Ashish Baran Misra

21  Artworks



by ashish baran misra
Born in 1951 in Dehradun, Ashish Baran Misra’s early childhood was spent at his maternal grandmother’s place in the then small town of Lakhimpur Kehri. His formative years were spent living a feudal sort of a lifestyle observing his Grandmother, who would make religious murals and motifs with natural materials. His father was a teacher in DAV college, Dehradun, his mother also a teacher at Welhams school and PG College, Mussoorie. Though he came from a family of teachers, he was not as interested in studying as he was in following his more artistic and creative pursuits. As a young boy he participated and was appreciated in various small exhibitions and competitions organised by local Dehradun clubs, like the Rotary and Lion’s club. After finishing his MA from DAV college, he spent two years under the guidance of Mr. Dwigen Sen of Kala kendra. He was influenced by Mr. A B Verma, Professor Ranvir Saxena, and Dr. Sarla Raman, who would inform him about european painting tradition. In 1974 he began his four decade long teaching career in Wynberg Allen school, Mussoorie, which he realised was the ideal place for him. He discovered his real potential as an artist teaching and learning from his students. He helped them reach their artistic expression by encouraging them to paint out of both their roots and their interests. He was appreciated for the endeavours he undertook in the school, like establishment of the Museum, amongst many other things. Though he retired in 2013, his heart is still there and he values the time spent with young students, which is a source of great joy, happiness and satisfaction to him. He learnt his art from many different sources, from simple everyday folk, to the work of other artists. He painted only for the sheer joy of painting and never held any major exhibitions. He lives in Dehradun with his wife, Mrs. Usha Misra. He collects objects of aesthetic value and is deeply fond of music, especially hymns. He has done several book illustrations and some magazine covers for Uttar Pradesh government for the information department. He exhibits his work every year at Kala Kendra, Dehradun with other old and new students.
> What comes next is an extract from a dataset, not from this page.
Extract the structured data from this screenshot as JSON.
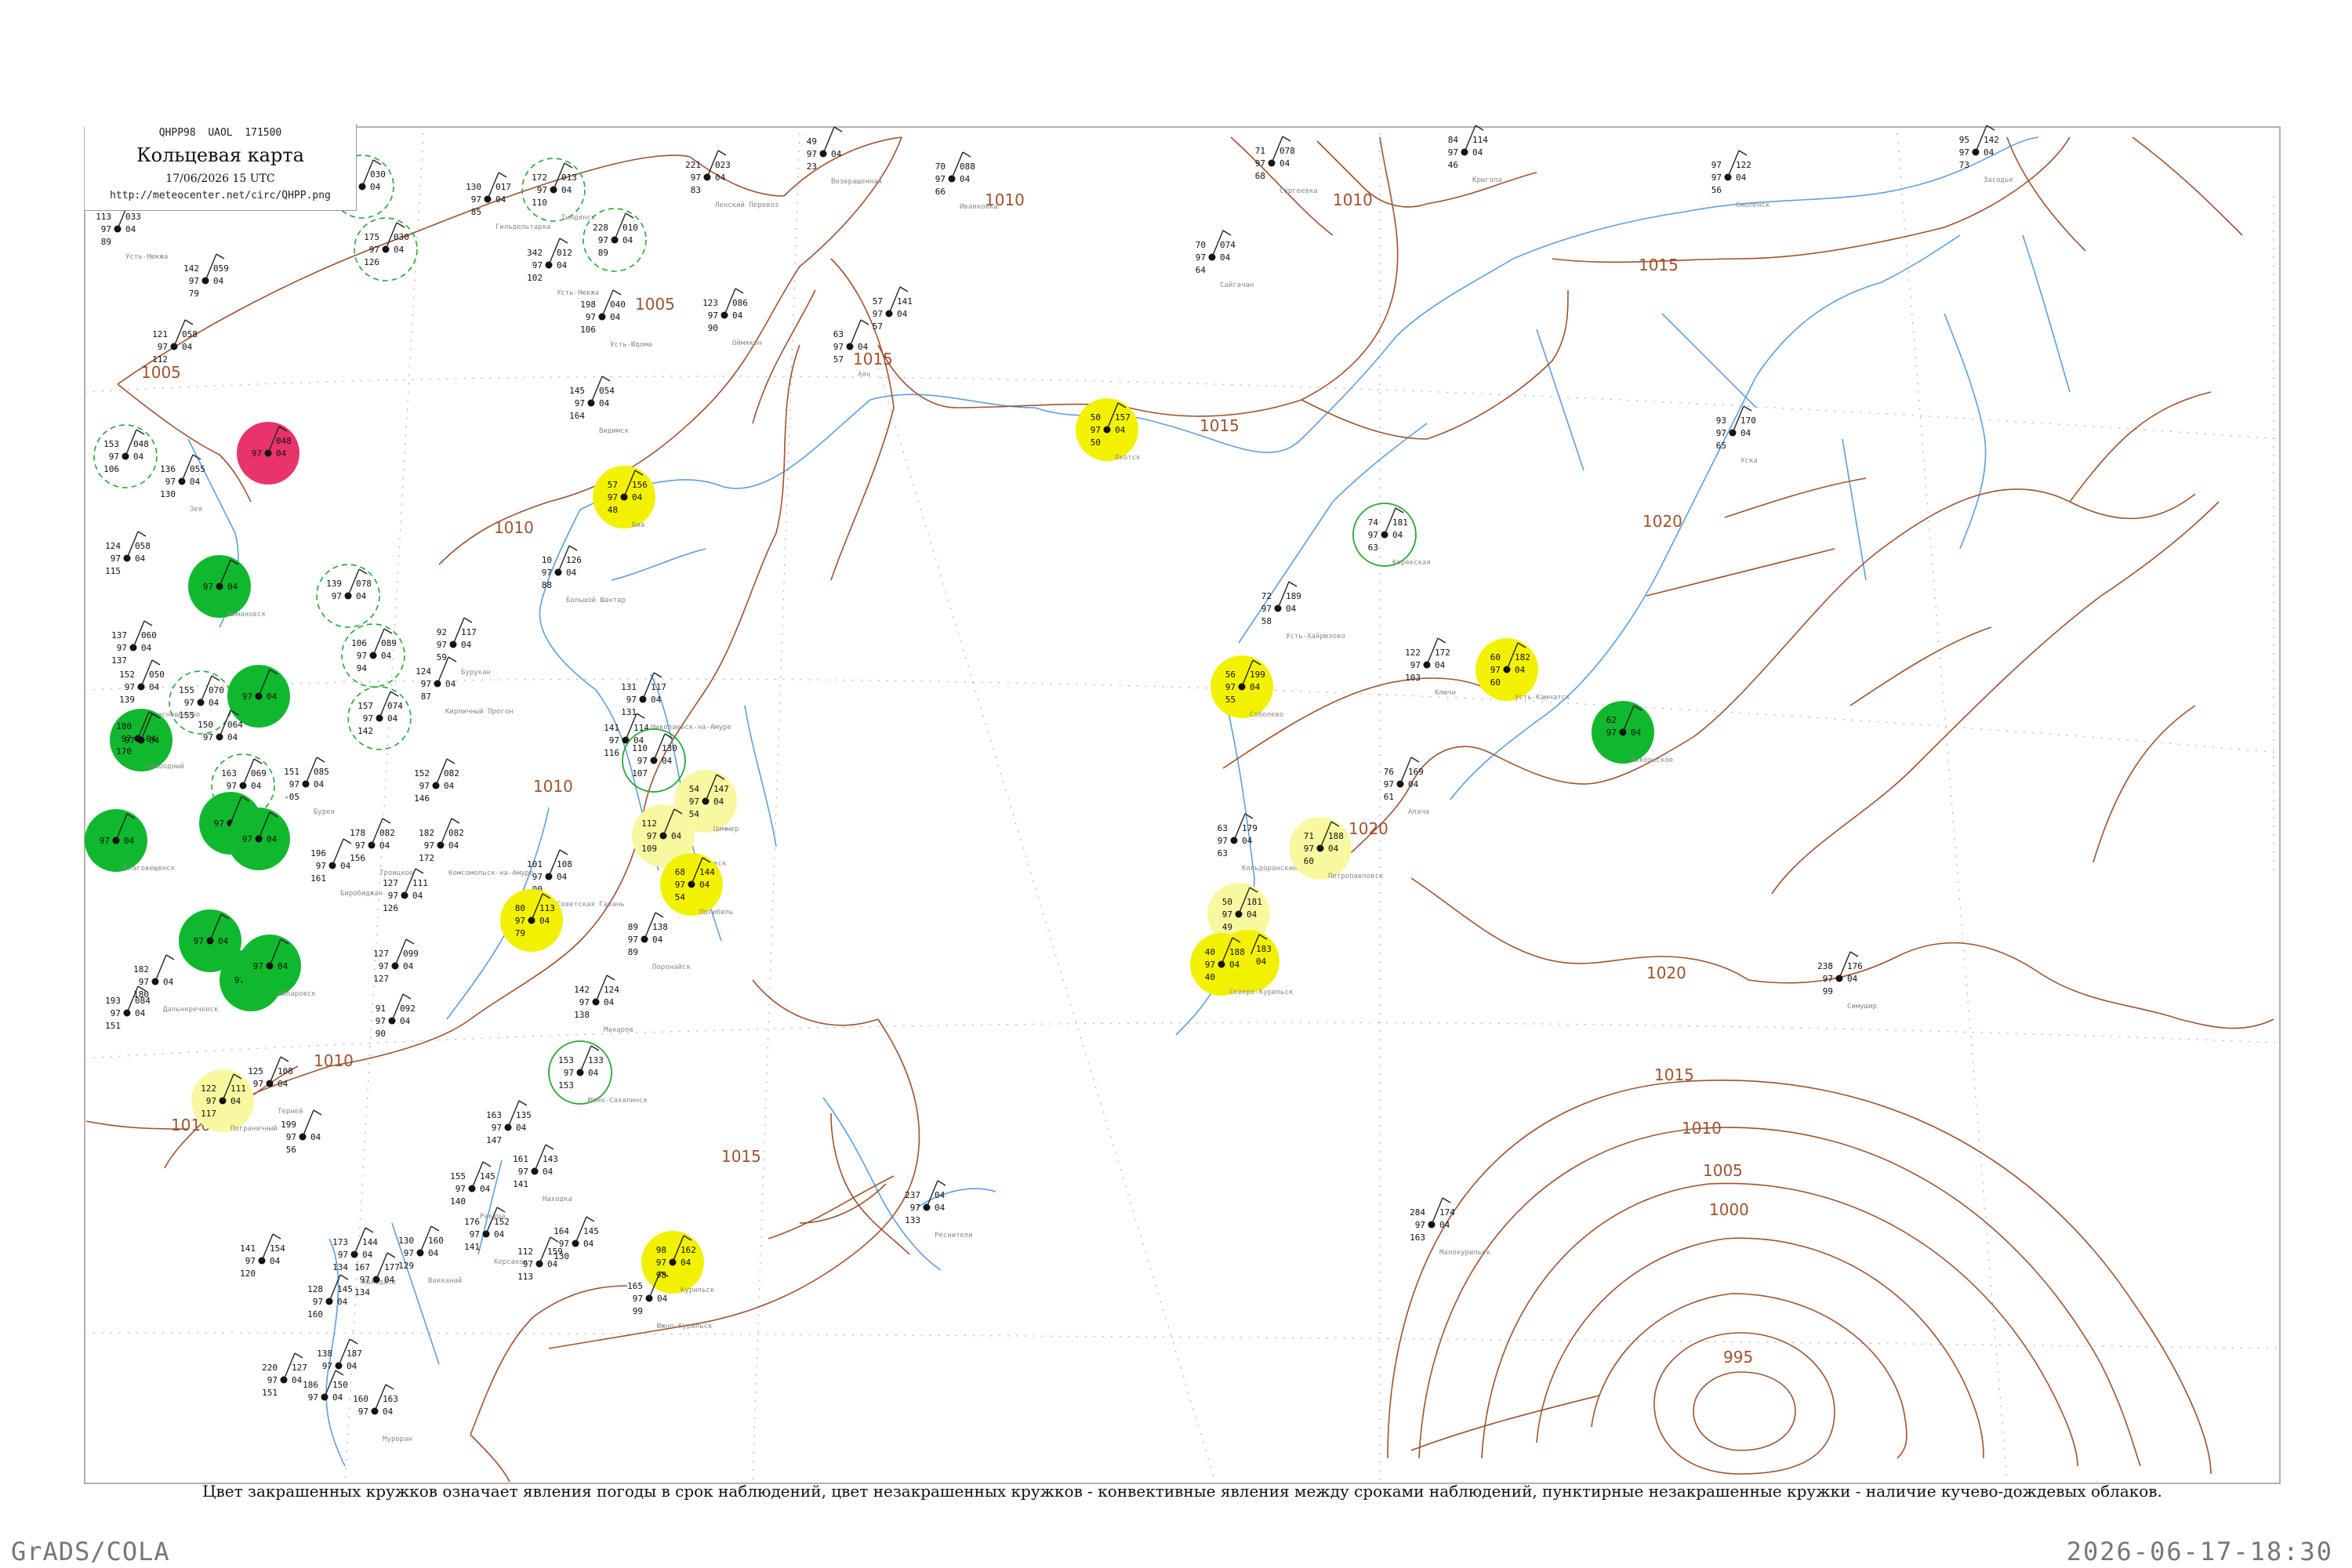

Though he never sold his work, some of his work is in private collections in Australia, New Zealand, England, USA, and India(Kerala, Pune). Lately he has been writing stories for his grandson, Kavir, who is also a source of joy and inspiration to him.